Bowman moved a Law & Labor ordinance for hearing and consideration. It streamlines the application process for peddlers and solicitors, removes the fingerprinting requirements, amends insurance requirements, and changes the hours during which such activities are permissible. The goal is to bring the City’s ordinance into compliance with state and federal laws.
Matthew Giacobbe, City solicitor, explained that Summit, like a number of other municipalities, had been contacted by a Texas law firm on behalf of a solicitor. The firm alleged the City’s rules were in violation of a number of court rulings throughout the country. To avoid a law suit, the City chose to amend its ordinance. McTernan observed that prohibiting solicitation after dusk seemed reasonable; extending that to 9 p.m. doesn’t. Giacobbe countered that residents can post a “no soliciting” sign. Gould asked what they should do if someone ignored that sign. Giacobbe suggested calling the police; Weck responded that they would, at a minimum, talk to the offender. Giacobbe also pointed out that other towns which amended their rules haven’t experienced an increase in solicitations. The ordinance passed in a unanimous roll call vote.
Vartan introduced an ordinance which would allow two-hour parking on both sides of Lincoln Avenue from 8 a.m. to 6 p.m. It will be heard and voted on at the July 23 Council meeting.
Bowman moved a Law & Labor resolution extending sick pay with leave to a Department of Public Works employee through September 17.
Gould moved a Community Programs & Parking Services resolution to amend the agreement with artist Hellbent, who is painting a mural on the Tier Garage. The mural would be extended to the rail side of the garage. The additional $3,000 cost will be shared equally by the city and the Parking Services Utility.

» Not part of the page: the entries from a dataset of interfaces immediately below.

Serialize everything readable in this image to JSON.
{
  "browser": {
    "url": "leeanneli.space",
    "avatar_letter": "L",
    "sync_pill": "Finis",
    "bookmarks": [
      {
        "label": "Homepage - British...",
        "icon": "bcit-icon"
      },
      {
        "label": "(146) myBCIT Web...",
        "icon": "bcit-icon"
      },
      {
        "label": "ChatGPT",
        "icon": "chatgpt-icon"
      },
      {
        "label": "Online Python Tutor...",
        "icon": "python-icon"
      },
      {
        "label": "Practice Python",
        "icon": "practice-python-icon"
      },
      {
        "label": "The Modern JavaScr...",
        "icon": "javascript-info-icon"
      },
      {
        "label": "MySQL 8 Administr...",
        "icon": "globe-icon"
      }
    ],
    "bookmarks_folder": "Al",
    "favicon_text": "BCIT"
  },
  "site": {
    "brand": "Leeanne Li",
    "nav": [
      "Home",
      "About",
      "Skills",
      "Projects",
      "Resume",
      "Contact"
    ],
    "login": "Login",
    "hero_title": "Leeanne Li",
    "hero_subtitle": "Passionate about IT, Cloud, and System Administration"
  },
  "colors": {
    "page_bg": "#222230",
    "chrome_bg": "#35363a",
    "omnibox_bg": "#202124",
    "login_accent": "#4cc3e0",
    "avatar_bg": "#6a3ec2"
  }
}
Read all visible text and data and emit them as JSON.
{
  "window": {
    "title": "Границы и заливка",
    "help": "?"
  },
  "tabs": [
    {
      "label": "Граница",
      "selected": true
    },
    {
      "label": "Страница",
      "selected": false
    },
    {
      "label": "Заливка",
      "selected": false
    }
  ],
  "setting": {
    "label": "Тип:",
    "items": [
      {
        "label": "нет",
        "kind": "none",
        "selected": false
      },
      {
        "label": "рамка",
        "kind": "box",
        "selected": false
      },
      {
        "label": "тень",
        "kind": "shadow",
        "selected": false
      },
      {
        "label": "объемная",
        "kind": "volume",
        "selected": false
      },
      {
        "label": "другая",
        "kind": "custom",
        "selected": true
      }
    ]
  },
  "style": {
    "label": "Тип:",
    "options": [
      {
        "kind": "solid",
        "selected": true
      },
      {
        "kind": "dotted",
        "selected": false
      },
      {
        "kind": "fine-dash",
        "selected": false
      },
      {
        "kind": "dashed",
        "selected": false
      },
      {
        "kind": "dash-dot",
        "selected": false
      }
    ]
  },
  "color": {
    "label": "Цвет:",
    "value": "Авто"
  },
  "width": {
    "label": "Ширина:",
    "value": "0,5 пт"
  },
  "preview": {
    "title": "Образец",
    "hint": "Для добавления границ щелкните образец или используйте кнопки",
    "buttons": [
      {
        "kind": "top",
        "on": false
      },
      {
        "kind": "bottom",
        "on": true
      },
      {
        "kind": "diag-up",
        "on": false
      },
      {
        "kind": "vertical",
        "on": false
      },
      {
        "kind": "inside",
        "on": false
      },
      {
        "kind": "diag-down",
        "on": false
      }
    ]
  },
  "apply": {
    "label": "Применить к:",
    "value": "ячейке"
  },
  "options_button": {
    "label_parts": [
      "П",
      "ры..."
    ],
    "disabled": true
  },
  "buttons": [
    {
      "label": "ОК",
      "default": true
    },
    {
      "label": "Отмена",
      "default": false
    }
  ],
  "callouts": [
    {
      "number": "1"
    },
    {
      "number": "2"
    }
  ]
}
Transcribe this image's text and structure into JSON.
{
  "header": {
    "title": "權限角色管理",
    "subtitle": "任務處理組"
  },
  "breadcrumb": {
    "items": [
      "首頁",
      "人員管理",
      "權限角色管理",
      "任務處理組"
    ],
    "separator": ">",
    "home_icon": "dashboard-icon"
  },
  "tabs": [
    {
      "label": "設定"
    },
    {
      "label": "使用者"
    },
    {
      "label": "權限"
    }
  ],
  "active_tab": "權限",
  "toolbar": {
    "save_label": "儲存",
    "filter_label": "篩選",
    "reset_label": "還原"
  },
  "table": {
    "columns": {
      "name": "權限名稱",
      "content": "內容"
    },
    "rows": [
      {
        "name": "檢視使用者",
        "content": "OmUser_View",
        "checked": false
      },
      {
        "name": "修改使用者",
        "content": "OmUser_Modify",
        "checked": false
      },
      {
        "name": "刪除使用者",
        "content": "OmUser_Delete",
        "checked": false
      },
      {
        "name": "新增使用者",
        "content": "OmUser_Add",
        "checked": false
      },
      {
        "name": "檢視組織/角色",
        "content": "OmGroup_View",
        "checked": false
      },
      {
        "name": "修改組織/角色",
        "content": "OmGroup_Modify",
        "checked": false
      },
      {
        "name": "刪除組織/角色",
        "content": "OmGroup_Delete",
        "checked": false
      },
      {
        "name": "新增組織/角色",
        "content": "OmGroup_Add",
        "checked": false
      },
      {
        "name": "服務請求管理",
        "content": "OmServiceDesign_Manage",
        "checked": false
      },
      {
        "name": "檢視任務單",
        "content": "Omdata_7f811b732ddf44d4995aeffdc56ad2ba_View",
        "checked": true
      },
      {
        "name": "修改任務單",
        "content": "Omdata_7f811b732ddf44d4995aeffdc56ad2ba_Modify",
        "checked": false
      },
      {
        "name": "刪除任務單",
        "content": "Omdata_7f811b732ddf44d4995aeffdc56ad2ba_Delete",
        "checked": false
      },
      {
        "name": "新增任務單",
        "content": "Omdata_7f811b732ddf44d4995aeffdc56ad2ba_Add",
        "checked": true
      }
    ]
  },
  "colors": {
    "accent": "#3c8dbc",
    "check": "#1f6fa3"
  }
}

Four Capital Projects & Community Services resolutions were bundled by Fox. They all authorize grant applications to NJDOT: for phase three improvements to the Village Green (including work on paths, lighting, and further beautification); for safe streets in the downtown; and for road improvements to Park and West End Avenues. None require a match by the City.
There was also a resolution to request an agreement with Union County for permission for the DPW to install a rapid flashing beacon at Springfield Avenue by Briant Park. This spurred Bowman to inquire about the beacon proposed for Morris and Elm. City Engineer Aaron Schrager said it would be installed in mid- to late July. Gould also mentioned the beacon on Morris wasn’t working; Schrager promised to check it out.
Fox’s final resolution was a change order for the 2017 drainage improvement project which came in $41,257 or 18% under budget because of changes in the field by the engineering division resulting in less pipe being needed and less roadway being torn up.
All resolutions passed.
Perhaps in deference to the lateness of the hour – after 11 p.m. – Council refrained from making any of the members’ comments which typically close their meetings. Even as the meeting broke up, clusters of residents remained in the lobby and City Hall parking lot discussing the Park Line.